**Exercise prompt:** Please find every line in the records below that contains the word "this", and copy it.

**Records provided:**
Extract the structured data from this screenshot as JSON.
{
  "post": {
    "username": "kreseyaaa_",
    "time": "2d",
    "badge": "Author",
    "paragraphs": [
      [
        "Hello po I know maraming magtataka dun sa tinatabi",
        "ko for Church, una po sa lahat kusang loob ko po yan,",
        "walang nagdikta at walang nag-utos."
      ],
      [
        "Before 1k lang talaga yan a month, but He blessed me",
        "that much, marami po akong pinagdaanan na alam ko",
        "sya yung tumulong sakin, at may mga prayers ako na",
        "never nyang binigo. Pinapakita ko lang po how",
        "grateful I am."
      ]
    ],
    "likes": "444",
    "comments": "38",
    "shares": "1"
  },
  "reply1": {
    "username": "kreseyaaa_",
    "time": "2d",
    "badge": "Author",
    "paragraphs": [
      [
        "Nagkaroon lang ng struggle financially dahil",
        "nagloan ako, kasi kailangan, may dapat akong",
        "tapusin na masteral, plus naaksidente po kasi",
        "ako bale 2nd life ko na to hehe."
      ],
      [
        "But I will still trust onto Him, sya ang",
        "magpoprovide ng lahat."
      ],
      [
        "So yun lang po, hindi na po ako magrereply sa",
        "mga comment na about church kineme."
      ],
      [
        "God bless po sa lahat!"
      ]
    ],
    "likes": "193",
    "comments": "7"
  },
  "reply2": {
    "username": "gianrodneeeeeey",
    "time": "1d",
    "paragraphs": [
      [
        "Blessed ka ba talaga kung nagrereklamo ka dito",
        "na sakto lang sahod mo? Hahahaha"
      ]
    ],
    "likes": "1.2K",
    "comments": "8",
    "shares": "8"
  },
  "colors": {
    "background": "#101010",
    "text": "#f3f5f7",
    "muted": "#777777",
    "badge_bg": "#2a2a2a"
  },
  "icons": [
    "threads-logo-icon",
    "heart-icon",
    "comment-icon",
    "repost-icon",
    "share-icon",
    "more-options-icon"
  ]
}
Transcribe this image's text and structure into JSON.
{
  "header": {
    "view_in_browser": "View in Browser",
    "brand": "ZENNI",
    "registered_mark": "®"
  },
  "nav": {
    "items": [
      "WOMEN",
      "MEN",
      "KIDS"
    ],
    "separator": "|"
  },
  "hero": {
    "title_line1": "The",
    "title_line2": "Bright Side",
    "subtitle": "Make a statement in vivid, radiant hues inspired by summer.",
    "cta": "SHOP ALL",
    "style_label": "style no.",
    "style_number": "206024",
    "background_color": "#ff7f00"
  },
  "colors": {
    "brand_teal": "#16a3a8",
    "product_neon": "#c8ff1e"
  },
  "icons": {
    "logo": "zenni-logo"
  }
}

**Task solution:**
Extract the structured data from this screenshot as JSON.
Transcribe this image's text and structure into JSON.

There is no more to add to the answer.